begin play this fall. It will also look to develop players,
referees and front office personnel for major league pro
soccer. SLA will target cities that may not have the arena
or population size to support an NPSL team (SLA).
MORE SOCCER: The NPSL Philadelphia Kixx drew a
franchise-record crowd of 12,239 at CoreStates Spectrum for
their game against the Edmonton Drillers on Saturday
(PHILADELPHIA INQUIRER, 1/11)....MLS Commissioner Doug Logan
was in Philadelphia and said, "We make no bones about the
fact that we are vitally interested in Philadelphia as a
place to expand to during the next round of expansions.
But, we need a facility where we can play our game and none
presently exist" (PHILADELPHIA DAILY NEWS, 1/10).
The NFL "has asked its" five TV partners to pay a
"combined increase of nearly 70%, for a total of about $1.85
billion annually, to retain broadcast rights," according to
sources of Stefan Fatsis of the WALL STREET JOURNAL. The
incumbents -- ABC, Fox, NBC, ESPN and Turner --"have been
summoned" for meetings today and tomorrow at the NFL's N.Y.
offices and league execs "have told the networks they want
to announce a final deal Wednesday." Sources add that the
league "plans to let CBS enter the bidding if any of the
incumbents seeks to switch from their current programming."
Fatsis writes that the NFL "is demanding a longer contract,
for either five or six years, with the league holding an
option to extend the deal to a total of eight years."
Fatsis also reports that the Monday night package "should
have extra allure because the NFL has decided to move its
starting time" from 9:00pm to 8:00pm ET, giving it "the
entire prime-time evening in the East" (WALL STREET JOURNAL,
1/12). In N.Y., Richard Sandomir reports that the NFL "is
seeking eight-year deals, according to participants in the
talks." Sandomir writes that the league "would have the
option of opening up the contract during the deal, which it
could exercise to get more money if the advertising market
gets better than it already is" (N.Y. TIMES, 1/12).
MORE SOURCES: In DC, Leonard Shapiro writes that league
sources said CBS Sports "is still very much in the running
for a piece of the action," and that it is "reportedly very
interested in the Monday night schedule," as well as "other
packages" (WASHINGTON POST, 1/12).
NO CBA DEAL: On Sunday, NBC's Will McDonough reported
that Steelers Owner Dan Rooney told him that "there's going
to be no" extension of the current CBA ("NFL on NBC," 1/11).
The AVP Board of Directors announced that Harry Usher
has been named the AVP's interim CEO, effective immediately.
Usher replaces previous CEO Jerry Solomon.

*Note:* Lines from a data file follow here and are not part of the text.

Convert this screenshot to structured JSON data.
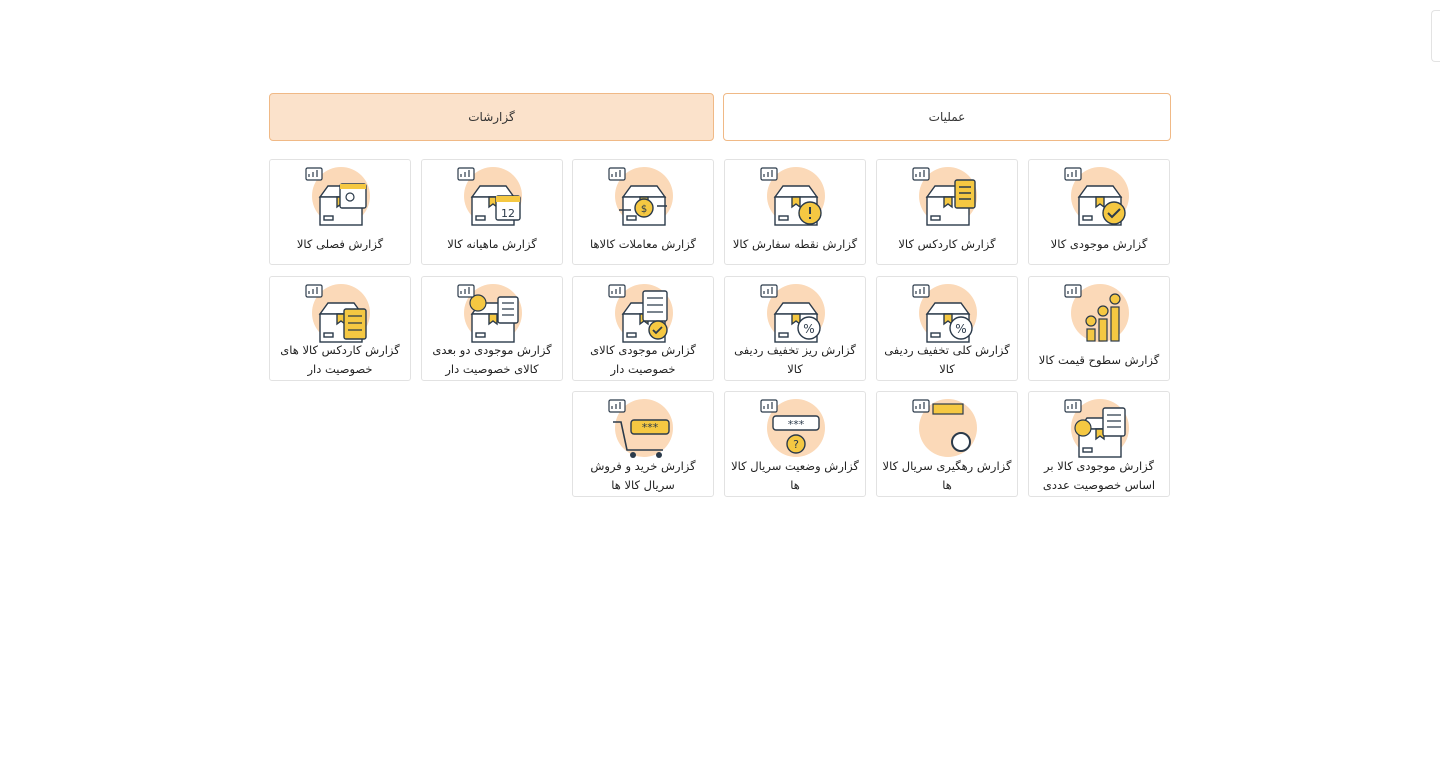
{
  "tabs": {
    "operations": "عملیات",
    "reports": "گزارشات"
  },
  "cards": [
    {
      "label": "گزارش موجودی کالا",
      "icon": "box-check-icon"
    },
    {
      "label": "گزارش کاردکس کالا",
      "icon": "box-clipboard-icon"
    },
    {
      "label": "گزارش نقطه سفارش کالا",
      "icon": "box-alert-icon"
    },
    {
      "label": "گزارش معاملات کالاها",
      "icon": "box-exchange-icon"
    },
    {
      "label": "گزارش ماهیانه کالا",
      "icon": "box-calendar-icon"
    },
    {
      "label": "گزارش فصلی کالا",
      "icon": "box-season-calendar-icon"
    },
    {
      "label": "گزارش سطوح قیمت کالا",
      "icon": "price-levels-icon"
    },
    {
      "label": "گزارش کلی تخفیف ردیفی کالا",
      "icon": "box-discount-icon"
    },
    {
      "label": "گزارش ریز تخفیف ردیفی کالا",
      "icon": "box-discount-detail-icon"
    },
    {
      "label": "گزارش موجودی کالای خصوصیت دار",
      "icon": "box-checklist-icon"
    },
    {
      "label": "گزارش موجودی دو بعدی کالای خصوصیت دار",
      "icon": "box-2d-check-icon"
    },
    {
      "label": "گزارش کاردکس کالا های خصوصیت دار",
      "icon": "box-list-icon"
    },
    {
      "label": "گزارش موجودی کالا بر اساس خصوصیت عددی",
      "icon": "box-numeric-icon"
    },
    {
      "label": "گزارش رهگیری سریال کالا ها",
      "icon": "serial-search-icon"
    },
    {
      "label": "گزارش وضعیت سریال کالا ها",
      "icon": "serial-status-icon"
    },
    {
      "label": "گزارش خرید و فروش سریال کالا ها",
      "icon": "serial-cart-icon"
    }
  ],
  "colors": {
    "accent_border": "#f0b986",
    "active_tab_bg": "#fbe2cb",
    "icon_circle": "#fbd9b8",
    "icon_yellow": "#f5c842",
    "icon_line": "#2b3a4a"
  }
}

In a statement,
the AVP announced that Solomon's consulting agreement was
mutually terminated by his management company, P.S.
StarGames, and the AVP Board. Usher was COO of the '84
Summer Olympics in L.A., and also served as Commissioner of
the USFL and President & CEO of Dorna USA. The AVP
celebrates its 15th anniversary in '98 and the Miller
Lite/AVP Tour's six-month season starts in March (AVP).
CALIFORNIA DREAMING: BRANDWEEK's Terry Lefton reports
that Solomon is "out" after "a player uprising." Lefton
adds that sources said "players were distressed about the
league's financial condition and its hq being in Boston,
where Solomon lives," instead of CA. Usher's post "is said
to be on a three-month interim basis" (BRANDWEEK, 1/12).